### TASK TO COMPLETE
Since pictures are not wanted in the copy, output only the rest of each record exactly.

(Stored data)

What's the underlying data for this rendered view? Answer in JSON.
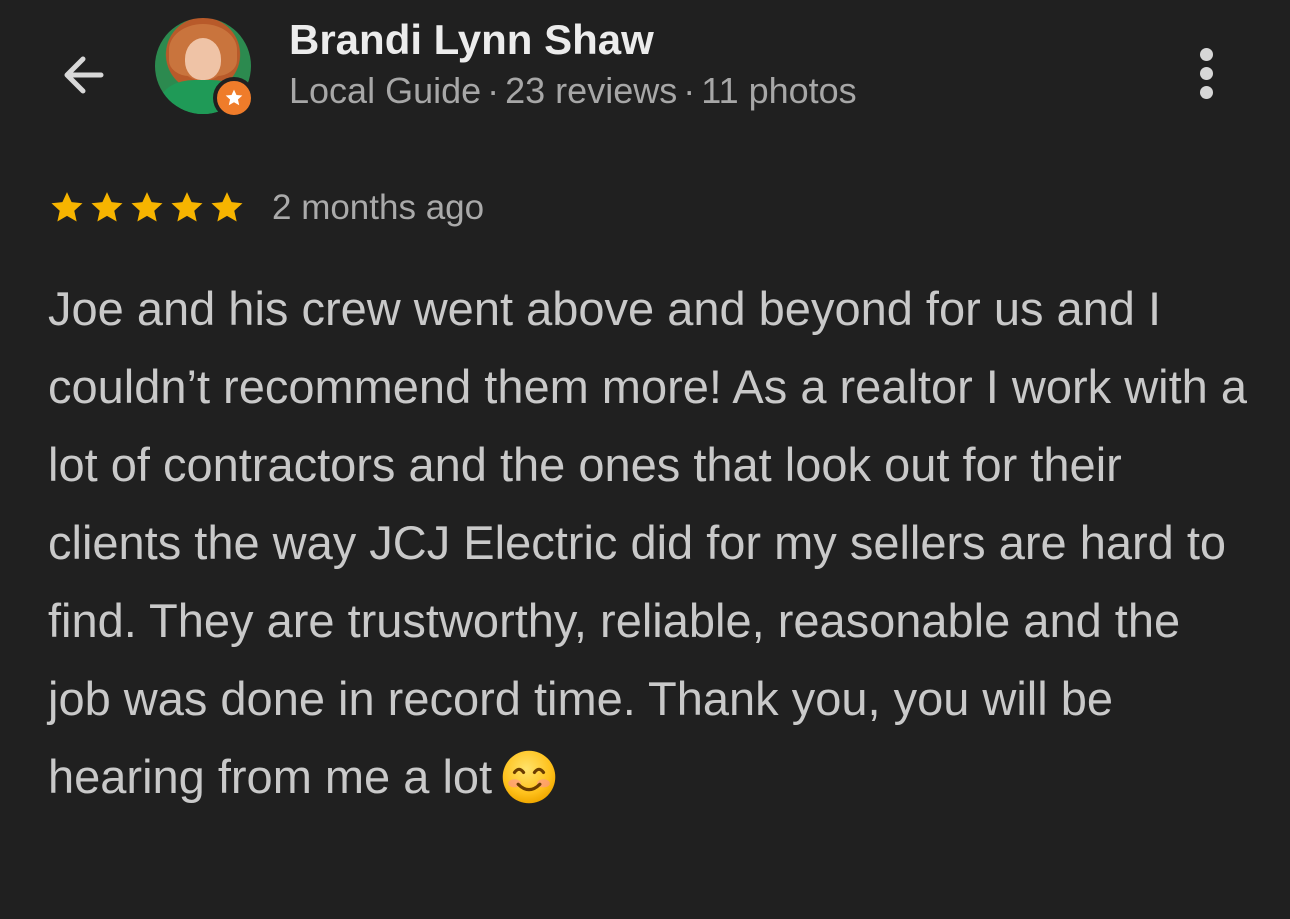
{
  "reviewer": {
    "name": "Brandi Lynn Shaw",
    "role": "Local Guide",
    "reviews": "23 reviews",
    "photos": "11 photos",
    "separator": "·"
  },
  "review": {
    "rating": 5,
    "max_rating": 5,
    "date": "2 months ago",
    "text": "Joe and his crew went above and beyond for us and I couldn’t recommend them more! As a realtor I work with a lot of contractors and the ones that look out for their clients the way JCJ Electric did for my sellers are hard to find. They are trustworthy, reliable, reasonable and the job was done in record time. Thank you, you will be hearing from me a lot"
  },
  "icons": {
    "back": "arrow-back-icon",
    "more": "more-vert-icon",
    "badge": "local-guide-star-icon",
    "star": "star-icon",
    "emoji": "smiling-face-emoji-icon"
  },
  "colors": {
    "background": "#202020",
    "star": "#F6B400",
    "badge": "#EF7C2A",
    "text": "#C9C9C9",
    "muted": "#A7A7A7"
  }
}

### WRITTEN SOLUTION
What's the underlying data for this rendered view? Answer in JSON.
{
  "reviewer": {
    "name": "Brandi Lynn Shaw",
    "role": "Local Guide",
    "reviews": "23 reviews",
    "photos": "11 photos",
    "separator": "·"
  },
  "review": {
    "rating": 5,
    "max_rating": 5,
    "date": "2 months ago",
    "text": "Joe and his crew went above and beyond for us and I couldn’t recommend them more! As a realtor I work with a lot of contractors and the ones that look out for their clients the way JCJ Electric did for my sellers are hard to find. They are trustworthy, reliable, reasonable and the job was done in record time. Thank you, you will be hearing from me a lot"
  },
  "icons": {
    "back": "arrow-back-icon",
    "more": "more-vert-icon",
    "badge": "local-guide-star-icon",
    "star": "star-icon",
    "emoji": "smiling-face-emoji-icon"
  },
  "colors": {
    "background": "#202020",
    "star": "#F6B400",
    "badge": "#EF7C2A",
    "text": "#C9C9C9",
    "muted": "#A7A7A7"
  }
}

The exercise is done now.